Cashflow from the company’s real estate division will be routed through a collection account pledged to lenders and will be used for debt servicing as a priority. The 10-year extended repayment period gives Gargash the flexibility to preserve liquidity, while the lenders benefit from a pricing rachet liked to leverage, cash sweep prepayments and tighter covenants.

Mashreq fully underwrote and pre-funded the term loan, subsequently down-selling 45% of the term loan and revolving credit facility to two other lenders. The new lenders were brought into the syndicate through extensive discussions that overcame a range of complexities. Credit approvals and the execution of facility documentation was achieved within tight timelines.

Sustainable finance

PIF’s $3bn green bond 

Global co-ordinators: BNP Paribas, Citi, Deutsche Bank, Goldman Sachs, JPMorgan

Active bookrunners: Crédit Agricole, First Abu Dhabi Bank, HSBC, Mizuho, SMBC Nikko, SNB Capital, Société Générale, Standard Chartered Bank

Passive bookrunners: ANB Capital, Bank of America, Bank of China, GIB Capital, ICBC, IMI Intesa Sanpaolo, Morgan Stanley, MUFG, Natixis, Riyad Capital, Saudi Fransi Capital

Joint green structuring banks: Crédit Agricole, Standard Chartered Bank 

With the largest-ever emerging market (EM) bond offering, and the first ever green bond issued by a sovereign wealth fund (SWF) globally, Saudi Arabia’s Public Investment Fund (PIF) broke new ground in its $3bn October bond issue.
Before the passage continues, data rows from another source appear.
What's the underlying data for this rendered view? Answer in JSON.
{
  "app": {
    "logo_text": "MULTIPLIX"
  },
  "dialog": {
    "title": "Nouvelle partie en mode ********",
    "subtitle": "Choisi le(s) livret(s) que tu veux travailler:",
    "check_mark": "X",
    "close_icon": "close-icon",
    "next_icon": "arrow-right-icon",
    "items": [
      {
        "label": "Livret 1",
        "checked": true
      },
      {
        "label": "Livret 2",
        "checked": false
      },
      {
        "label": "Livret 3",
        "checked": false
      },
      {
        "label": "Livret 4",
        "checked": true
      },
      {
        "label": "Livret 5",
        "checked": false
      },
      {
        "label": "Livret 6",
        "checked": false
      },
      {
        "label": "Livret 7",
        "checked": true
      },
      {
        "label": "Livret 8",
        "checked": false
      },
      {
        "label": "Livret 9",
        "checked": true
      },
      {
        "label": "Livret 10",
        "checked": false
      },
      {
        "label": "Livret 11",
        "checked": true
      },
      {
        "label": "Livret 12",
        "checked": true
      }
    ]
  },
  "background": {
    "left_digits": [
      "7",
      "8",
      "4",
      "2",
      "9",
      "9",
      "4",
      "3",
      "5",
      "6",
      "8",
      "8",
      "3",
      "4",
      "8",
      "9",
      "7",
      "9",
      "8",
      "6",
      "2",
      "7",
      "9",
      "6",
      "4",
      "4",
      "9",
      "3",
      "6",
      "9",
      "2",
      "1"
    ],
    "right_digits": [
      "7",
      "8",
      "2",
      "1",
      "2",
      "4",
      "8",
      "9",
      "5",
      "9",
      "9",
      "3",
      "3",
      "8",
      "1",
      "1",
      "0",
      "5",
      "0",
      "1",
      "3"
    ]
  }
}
The Reg S-only offer consisted of a $1.25bn five-year tranche, a $1.25bn 10-year tranche and a $500m 100-year tranche. The 100-year issue was not explicitly mentioned in the initial mandate, but was included following strong investor feedback.

It is the first-ever century bond issued by an SWF, the first-ever century public green bond issued globally, the first century bond from the Middle East, and the first EM 100-year issue since 2020. 

The issue generated an orderbook of $22bn from more than 270 investors across the three tranches, a more than eight-times oversubscription, with the five-year tenure more than nine times oversubscribed. 

Yields tightened considerably over initial price talks, settling at a 5.2% re-offer yield, 5% coupon; 5.4% re-offer yield, 5.25% coupon; and 6.7% re-offer yield, 5.4% coupon for the five-year, 10-year, and 100-year issues, respectively. Fund managers dominated in all three tranches (68%, 68% and 92%). The Saudi fund benefitted from its inaugural ratings, obtained in February 2022, scoring A from Fitch and A1 from Moody’s.

One of the founding members of the One Planet SWF Network in 2017, PIF plans to use the proceeds to fund green assets including renewable energy, green buildings, sustainable water management, clean transportation, and pollution prevention and control. Issuing a green bond fits PIF’s mandate of investing to diversify Saudi Arabia’s economy away from hydrocarbons, and the transaction underlines both investor confidence in the fund and Saudi Arabia’s transition more broadly.


All fields are mandatory

The Banker is a service from the Financial Times. The Financial Times Ltd takes your privacy seriously.

Choose how you want us to contact you.

Invites and Offers from The Banker

Receive exclusive personalised event invitations, carefully curated offers and promotions from The Banker

For more information about how we use your data, please refer to our privacy and cookie policies.

Terms and conditions

Top 1000 2023

Request a demonstration to The Banker Database

Join our community

The Banker on Twitter